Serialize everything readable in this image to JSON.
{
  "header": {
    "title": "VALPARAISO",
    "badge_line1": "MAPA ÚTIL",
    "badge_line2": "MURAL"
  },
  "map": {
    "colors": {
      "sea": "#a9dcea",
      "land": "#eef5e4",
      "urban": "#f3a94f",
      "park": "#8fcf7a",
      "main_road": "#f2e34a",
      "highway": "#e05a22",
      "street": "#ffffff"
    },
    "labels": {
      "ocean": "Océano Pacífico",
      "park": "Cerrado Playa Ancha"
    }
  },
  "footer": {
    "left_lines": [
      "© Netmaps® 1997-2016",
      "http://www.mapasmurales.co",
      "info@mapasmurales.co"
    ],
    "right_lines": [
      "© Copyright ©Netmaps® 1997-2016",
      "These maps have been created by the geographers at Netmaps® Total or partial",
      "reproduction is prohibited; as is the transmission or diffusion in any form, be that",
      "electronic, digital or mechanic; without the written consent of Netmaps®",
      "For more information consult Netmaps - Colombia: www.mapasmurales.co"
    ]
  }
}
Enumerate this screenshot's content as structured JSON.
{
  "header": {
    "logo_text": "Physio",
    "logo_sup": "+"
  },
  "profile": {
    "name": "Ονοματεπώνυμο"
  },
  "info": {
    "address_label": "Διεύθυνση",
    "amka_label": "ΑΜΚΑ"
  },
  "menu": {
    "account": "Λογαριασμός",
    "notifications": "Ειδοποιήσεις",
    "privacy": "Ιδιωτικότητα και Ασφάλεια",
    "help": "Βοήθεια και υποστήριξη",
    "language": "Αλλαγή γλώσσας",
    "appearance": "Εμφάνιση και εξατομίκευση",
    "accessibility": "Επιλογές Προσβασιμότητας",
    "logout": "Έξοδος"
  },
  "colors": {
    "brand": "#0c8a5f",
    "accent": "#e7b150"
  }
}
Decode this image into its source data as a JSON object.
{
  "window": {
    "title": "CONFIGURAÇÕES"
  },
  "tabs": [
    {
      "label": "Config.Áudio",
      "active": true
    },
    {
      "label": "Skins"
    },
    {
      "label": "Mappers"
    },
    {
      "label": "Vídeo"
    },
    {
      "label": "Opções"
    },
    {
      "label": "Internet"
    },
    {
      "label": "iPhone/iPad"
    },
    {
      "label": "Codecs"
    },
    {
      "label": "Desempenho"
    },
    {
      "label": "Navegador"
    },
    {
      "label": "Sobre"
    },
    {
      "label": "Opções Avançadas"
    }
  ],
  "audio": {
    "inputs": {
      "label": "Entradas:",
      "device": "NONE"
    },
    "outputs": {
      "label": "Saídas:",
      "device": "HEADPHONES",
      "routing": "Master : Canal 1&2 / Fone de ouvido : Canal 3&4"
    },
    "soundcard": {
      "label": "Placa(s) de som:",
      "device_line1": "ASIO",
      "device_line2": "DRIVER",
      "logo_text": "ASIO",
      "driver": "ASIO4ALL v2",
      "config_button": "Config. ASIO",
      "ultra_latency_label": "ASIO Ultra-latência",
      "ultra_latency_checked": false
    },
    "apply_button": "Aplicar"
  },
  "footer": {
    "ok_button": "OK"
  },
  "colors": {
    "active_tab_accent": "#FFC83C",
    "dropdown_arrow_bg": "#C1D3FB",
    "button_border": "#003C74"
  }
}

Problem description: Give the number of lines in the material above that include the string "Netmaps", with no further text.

Response area: 5